than ever before, they are better positioned to thrive
in uncertain economic conditions. According to the
Pulse report, organizations can accomplish this by
establishing a five-part, self-reinforcing framework
consisting of supportive culture, strategic flexibility,
collective leadership, capable people and adaptive
process. (See “Rapid Reactions,” page 66.)
But the real challenge for organizations looking to
increase their agility is figuring out how to ingrain
these capabilities so deeply in the project culture
that they become second nature. There’s no getting
around the time and conscious effort this requires.
PREPARED FOR THE STORM
The difference between managing projects, programs and portfolios now compared to 10 years ago
is the speed at which change and risk management
capabilities have to be used, says Herb Payan, PMP,
senior vice president, digital strategies, Sony Music,
Fort Lauderdale, Florida, USA.
competitive disruption is business as usual. Just
look at the airline industry: In less than 15 years,
four upstart “super-connector” airlines—
Emirates, Qatar, Etihad and Turkish—have surpassed
the reach of formerly dominant carriers based in
Europe. And they’re beginning to move into the
traditional turf of U.S.-based airlines.
How to respond to aggressive competitors and
navigate volatile markets quickly and successfully is
the crux of organizational agility. No longer a buzz-word, agility is a must-have for project success in
rapidly evolving sectors—which these days is most.
“To be prepared for the future, you need both a cul-
ture and an organizational structure that provide the
flexibility needed in a changeable environment,” says
Jorge Alberto Pérez Torres, PMP, organization deputy
director at insurance firm Allianz, Mexico City, Mex-
ico. “The word ‘resilience’—the ability of a system to
cope with change—fits very well in this case.”
PMI’s 2015 Pulse of the Profession®: Capturing the
Value of Project Management Through Organiza-
tional Agility in-depth report found that 75 percent
of organizations with a highly developed culture of
agility are able to quickly respond to market condi-
tions, compared to 12 percent of organizations with
an underdeveloped culture of agility.
The contrast was similar with customer satisfaction ratings (85 percent compared to 23 percent).
Yet cultivating organizational agility isn’t easy.

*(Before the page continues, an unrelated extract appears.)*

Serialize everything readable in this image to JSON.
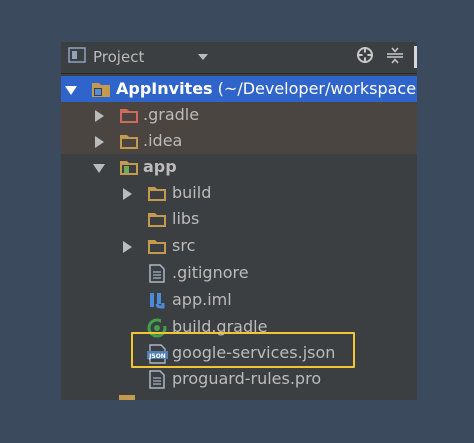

Organizations aren’t monoliths; they’re made up of
people, and getting people to change their habits
of mind and behavior takes time and effort. When
organizations create a culture of agility that enables